Source data:
++++++

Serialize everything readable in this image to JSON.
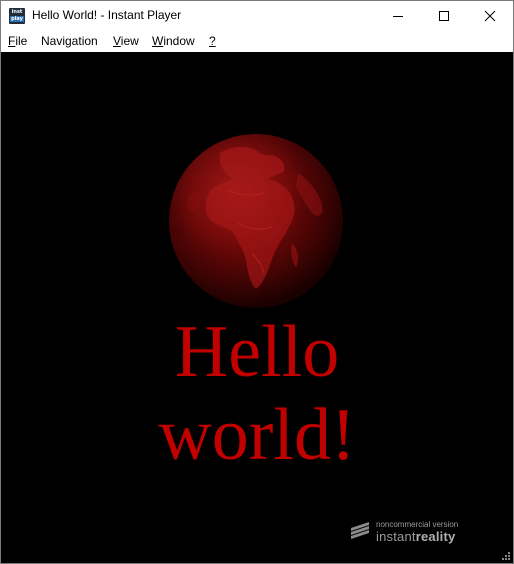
{
  "window": {
    "title": "Hello World! - Instant Player",
    "icon": "instant-player-app-icon",
    "icon_text_top": "inst",
    "icon_text_bottom": "play"
  },
  "controls": {
    "minimize": "minimize-icon",
    "maximize": "maximize-icon",
    "close": "close-icon"
  },
  "menu": [
    {
      "mnemonic": "F",
      "rest": "ile"
    },
    {
      "mnemonic": "",
      "rest": "Navigation"
    },
    {
      "mnemonic": "V",
      "rest": "iew"
    },
    {
      "mnemonic": "W",
      "rest": "indow"
    },
    {
      "mnemonic": "?",
      "rest": ""
    }
  ],
  "scene": {
    "background": "#000000",
    "globe_color": "#8b0000",
    "text_color": "#c10000",
    "text_line1": "Hello",
    "text_line2": "world!"
  },
  "watermark": {
    "line1": "noncommercial version",
    "line2_light": "instant",
    "line2_bold": "reality"
  }
}
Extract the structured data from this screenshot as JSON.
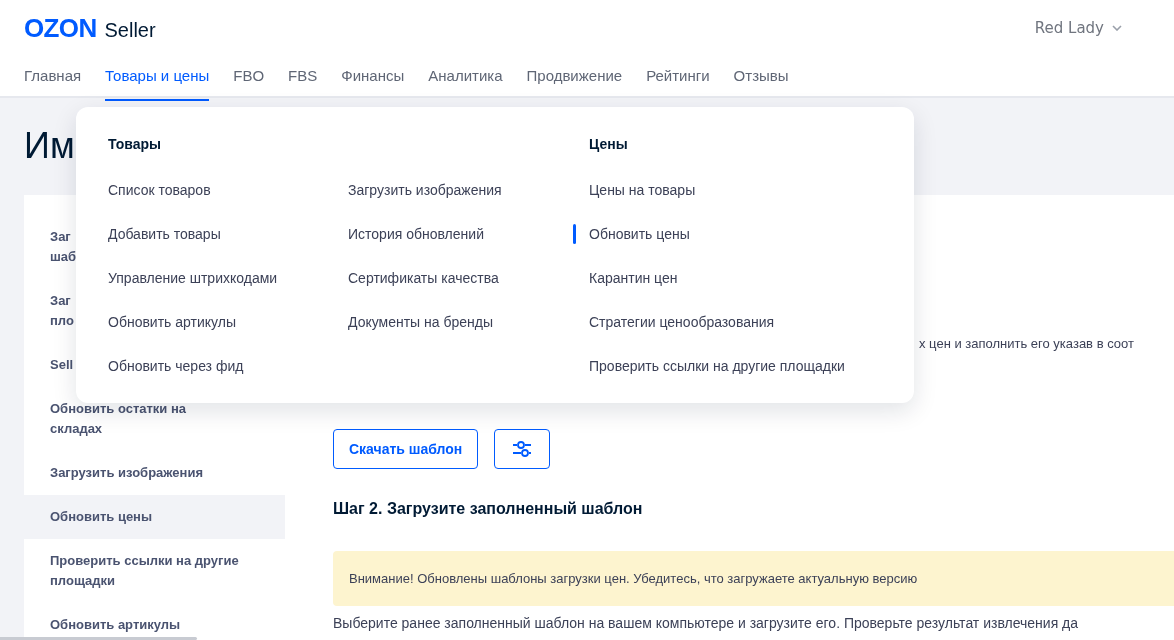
{
  "brand": {
    "logo": "OZON",
    "product": "Seller"
  },
  "user": {
    "name": "Red Lady"
  },
  "nav": [
    {
      "label": "Главная",
      "selected": false
    },
    {
      "label": "Товары и цены",
      "selected": true
    },
    {
      "label": "FBO",
      "selected": false
    },
    {
      "label": "FBS",
      "selected": false
    },
    {
      "label": "Финансы",
      "selected": false
    },
    {
      "label": "Аналитика",
      "selected": false
    },
    {
      "label": "Продвижение",
      "selected": false
    },
    {
      "label": "Рейтинги",
      "selected": false
    },
    {
      "label": "Отзывы",
      "selected": false
    }
  ],
  "page_title": "Им",
  "sidebar": {
    "items": [
      {
        "lines": [
          "Заг",
          "шаб"
        ],
        "selected": false
      },
      {
        "lines": [
          "Заг",
          "пло"
        ],
        "selected": false
      },
      {
        "lines": [
          "Sell"
        ],
        "selected": false
      },
      {
        "lines": [
          "Обновить остатки на",
          "складах"
        ],
        "selected": false
      },
      {
        "lines": [
          "Загрузить изображения"
        ],
        "selected": false
      },
      {
        "lines": [
          "Обновить цены"
        ],
        "selected": true
      },
      {
        "lines": [
          "Проверить ссылки на другие",
          "площадки"
        ],
        "selected": false
      },
      {
        "lines": [
          "Обновить артикулы"
        ],
        "selected": false
      }
    ]
  },
  "content": {
    "intro_fragment": "х цен и заполнить его указав в соот",
    "download_button": "Скачать шаблон",
    "step2_title": "Шаг 2. Загрузите заполненный шаблон",
    "notice": "Внимание! Обновлены шаблоны загрузки цен. Убедитесь, что загружаете актуальную версию",
    "instructions": "Выберите ранее заполненный шаблон на вашем компьютере и загрузите его. Проверьте результат извлечения да"
  },
  "dropdown": {
    "columns": [
      {
        "heading": "Товары",
        "items": [
          {
            "label": "Список товаров",
            "selected": false
          },
          {
            "label": "Добавить товары",
            "selected": false
          },
          {
            "label": "Управление штрихкодами",
            "selected": false
          },
          {
            "label": "Обновить артикулы",
            "selected": false
          },
          {
            "label": "Обновить через фид",
            "selected": false
          }
        ]
      },
      {
        "items": [
          {
            "label": "Загрузить изображения",
            "selected": false
          },
          {
            "label": "История обновлений",
            "selected": false
          },
          {
            "label": "Сертификаты качества",
            "selected": false
          },
          {
            "label": "Документы на бренды",
            "selected": false
          }
        ]
      },
      {
        "heading": "Цены",
        "items": [
          {
            "label": "Цены на товары",
            "selected": false
          },
          {
            "label": "Обновить цены",
            "selected": true
          },
          {
            "label": "Карантин цен",
            "selected": false
          },
          {
            "label": "Стратегии ценообразования",
            "selected": false
          },
          {
            "label": "Проверить ссылки на другие площадки",
            "selected": false
          }
        ]
      }
    ]
  }
}
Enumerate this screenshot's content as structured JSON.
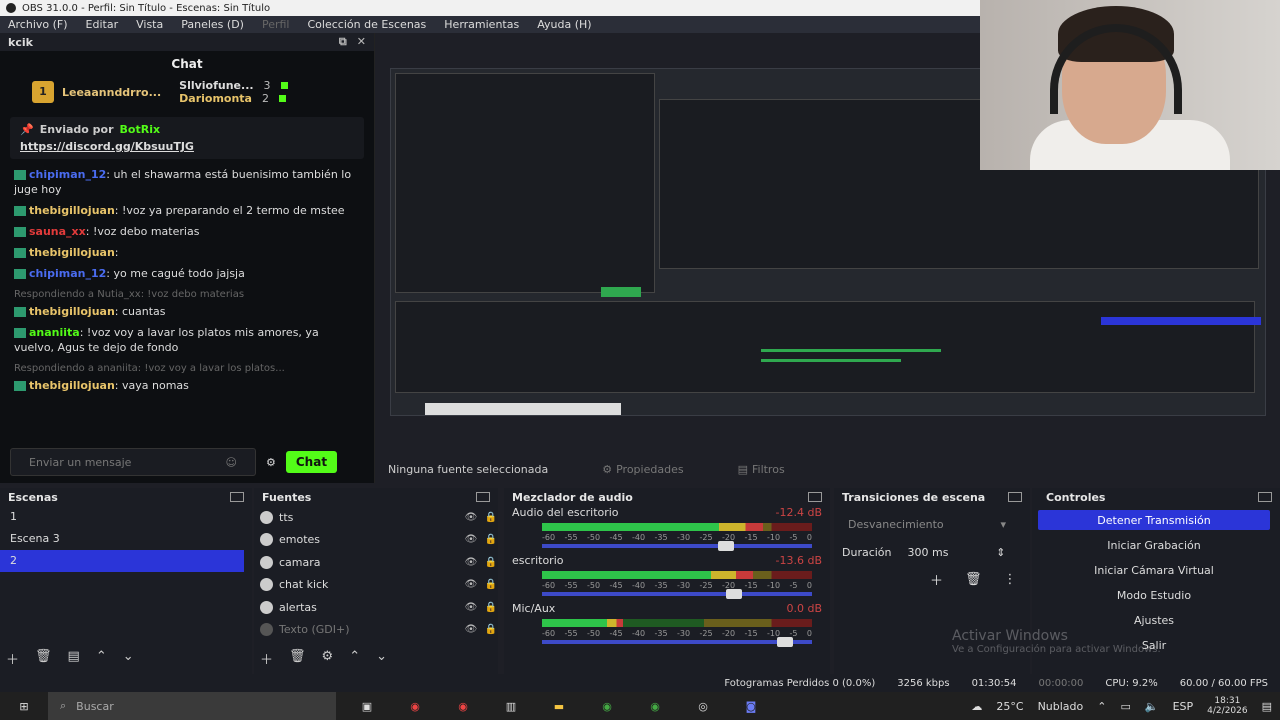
{
  "window": {
    "title": "OBS 31.0.0 - Perfil: Sin Título - Escenas: Sin Título"
  },
  "menu": [
    "Archivo (F)",
    "Editar",
    "Vista",
    "Paneles (D)",
    "Perfil",
    "Colección de Escenas",
    "Herramientas",
    "Ayuda (H)"
  ],
  "chat_dock": {
    "header": "kcik",
    "title": "Chat",
    "leader_top": "Leeaannddrro...",
    "leaders": [
      {
        "name": "Sllviofune...",
        "count": "3"
      },
      {
        "name": "Dariomonta",
        "count": "2"
      }
    ],
    "pinned_by_label": "Enviado por",
    "pinned_bot": "BotRix",
    "pinned_link": "https://discord.gg/KbsuuTJG",
    "messages": [
      {
        "user": "chipiman_12",
        "text": ": uh el shawarma está buenisimo también lo juge hoy",
        "color": "#4a6cf0"
      },
      {
        "user": "thebigillojuan",
        "text": ": !voz ya preparando el 2 termo de mstee",
        "color": "#e8c46a"
      },
      {
        "user": "sauna_xx",
        "text": ": !voz debo materias",
        "color": "#e23b3b"
      },
      {
        "user": "thebigillojuan",
        "text": ":",
        "color": "#e8c46a"
      },
      {
        "user": "chipiman_12",
        "text": ": yo me cagué todo jajsja",
        "color": "#4a6cf0"
      },
      {
        "reply": "Respondiendo a Nutia_xx: !voz debo materias"
      },
      {
        "user": "thebigillojuan",
        "text": ": cuantas",
        "color": "#e8c46a"
      },
      {
        "user": "ananiita",
        "text": ": !voz voy a lavar los platos mis amores, ya vuelvo, Agus te dejo de fondo",
        "color": "#53fc18"
      },
      {
        "reply": "Respondiendo a ananiita: !voz voy a lavar los platos..."
      },
      {
        "user": "thebigillojuan",
        "text": ": vaya nomas",
        "color": "#e8c46a"
      }
    ],
    "input_placeholder": "Enviar un mensaje",
    "send_label": "Chat"
  },
  "source_bar": {
    "none_selected": "Ninguna fuente seleccionada",
    "properties": "Propiedades",
    "filters": "Filtros"
  },
  "scenes": {
    "title": "Escenas",
    "items": [
      "1",
      "Escena 3",
      "2"
    ],
    "selected_index": 2
  },
  "sources": {
    "title": "Fuentes",
    "items": [
      "tts",
      "emotes",
      "camara",
      "chat kick",
      "alertas",
      "Texto (GDI+)"
    ]
  },
  "mixer": {
    "title": "Mezclador de audio",
    "channels": [
      {
        "name": "Audio del escritorio",
        "db": "-12.4 dB",
        "level": 0.82,
        "volume": 0.68
      },
      {
        "name": "escritorio",
        "db": "-13.6 dB",
        "level": 0.78,
        "volume": 0.71
      },
      {
        "name": "Mic/Aux",
        "db": "0.0 dB",
        "level": 0.3,
        "volume": 0.9
      }
    ],
    "scale": [
      "-60",
      "-55",
      "-50",
      "-45",
      "-40",
      "-35",
      "-30",
      "-25",
      "-20",
      "-15",
      "-10",
      "-5",
      "0"
    ]
  },
  "transitions": {
    "title": "Transiciones de escena",
    "selected": "Desvanecimiento",
    "duration_label": "Duración",
    "duration_value": "300 ms"
  },
  "controls": {
    "title": "Controles",
    "buttons": [
      "Detener Transmisión",
      "Iniciar Grabación",
      "Iniciar Cámara Virtual",
      "Modo Estudio",
      "Ajustes",
      "Salir"
    ]
  },
  "watermark": {
    "line1": "Activar Windows",
    "line2": "Ve a Configuración para activar Windows."
  },
  "status": {
    "dropped": "Fotogramas Perdidos 0 (0.0%)",
    "bitrate": "3256 kbps",
    "live_time": "01:30:54",
    "rec_time": "00:00:00",
    "cpu": "CPU: 9.2%",
    "fps": "60.00 / 60.00 FPS"
  },
  "taskbar": {
    "search": "Buscar",
    "weather_temp": "25°C",
    "weather_text": "Nublado",
    "lang": "ESP",
    "time": "18:31",
    "date": "4/2/2026"
  },
  "colors": {
    "accent": "#2b35d8",
    "kick_green": "#53fc18"
  }
}
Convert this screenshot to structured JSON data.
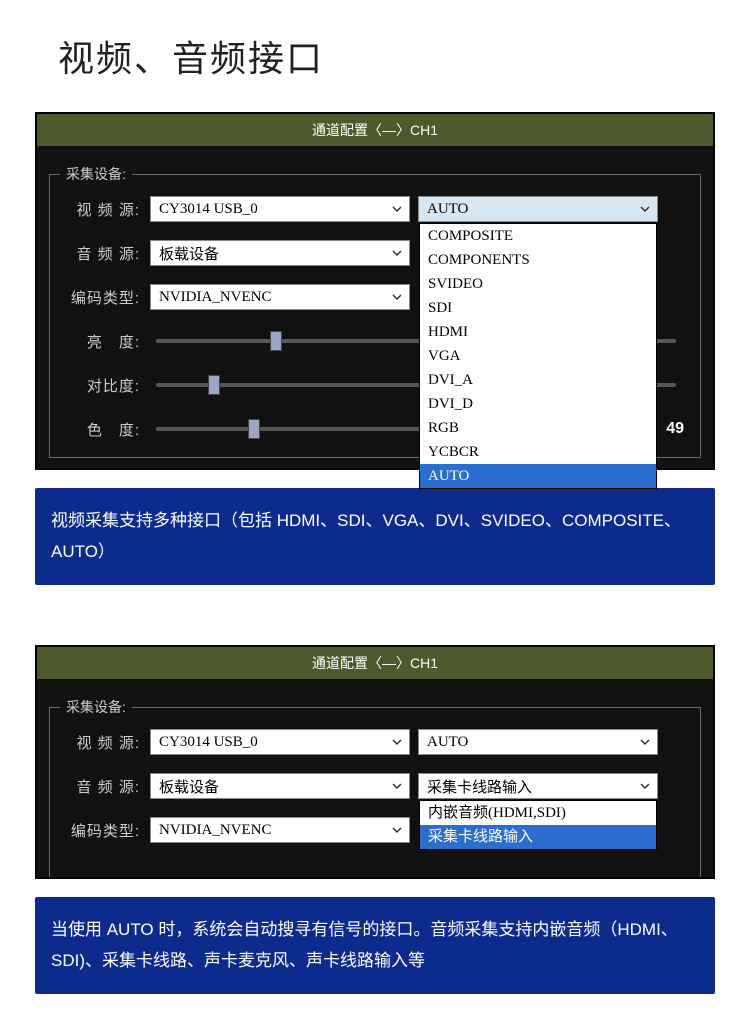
{
  "page_title": "视频、音频接口",
  "titlebar": "通道配置〈—〉CH1",
  "legend": "采集设备:",
  "labels": {
    "video_src": "视 频 源:",
    "audio_src": "音 频 源:",
    "enc_type": "编码类型:",
    "brightness": "亮　度:",
    "contrast": "对比度:",
    "hue": "色　度:"
  },
  "combos": {
    "video_src": "CY3014 USB_0",
    "audio_src": "板载设备",
    "enc_type": "NVIDIA_NVENC",
    "video_in": "AUTO",
    "audio_in_sel": "采集卡线路输入"
  },
  "video_in_options": [
    "COMPOSITE",
    "COMPONENTS",
    "SVIDEO",
    "SDI",
    "HDMI",
    "VGA",
    "DVI_A",
    "DVI_D",
    "RGB",
    "YCBCR",
    "AUTO"
  ],
  "audio_in_options": [
    "内嵌音频(HDMI,SDI)",
    "采集卡线路输入"
  ],
  "hue_value": "49",
  "caption1": "视频采集支持多种接口（包括 HDMI、SDI、VGA、DVI、SVIDEO、COMPOSITE、AUTO）",
  "caption2": "当使用 AUTO 时，系统会自动搜寻有信号的接口。音频采集支持内嵌音频（HDMI、SDI)、采集卡线路、声卡麦克风、声卡线路输入等"
}
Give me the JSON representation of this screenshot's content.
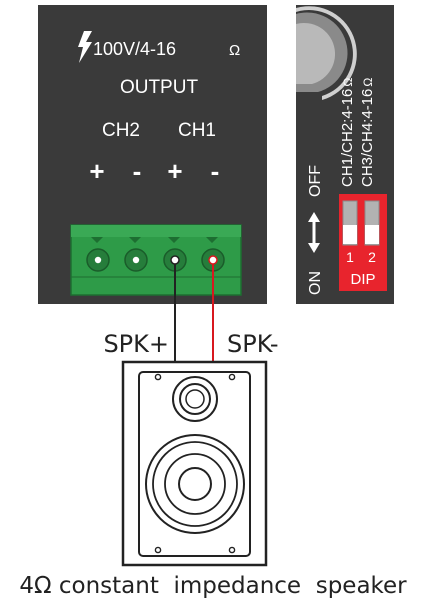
{
  "output_panel": {
    "rating_label": "100V/4-16",
    "ohm_symbol": "Ω",
    "output_label": "OUTPUT",
    "channels": [
      "CH2",
      "CH1"
    ],
    "polarity": [
      "+",
      "-",
      "+",
      "-"
    ]
  },
  "dip_panel": {
    "ch12_label": "CH1/CH2:4-16",
    "ch34_label": "CH3/CH4:4-16",
    "ohm_symbol": "Ω",
    "off_label": "OFF",
    "on_label": "ON",
    "switch_numbers": [
      "1",
      "2"
    ],
    "dip_label": "DIP"
  },
  "wiring": {
    "spk_plus_label": "SPK+",
    "spk_minus_label": "SPK-"
  },
  "caption": "4Ω constant  impedance  speaker",
  "colors": {
    "panel": "#3a3a3a",
    "terminal_green": "#2e9b48",
    "dip_red": "#e8242d",
    "wire_red": "#d8181f",
    "wire_black": "#222222"
  }
}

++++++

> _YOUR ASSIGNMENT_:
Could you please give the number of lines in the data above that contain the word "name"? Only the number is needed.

> _ANSWER TO THIS TASK_:
6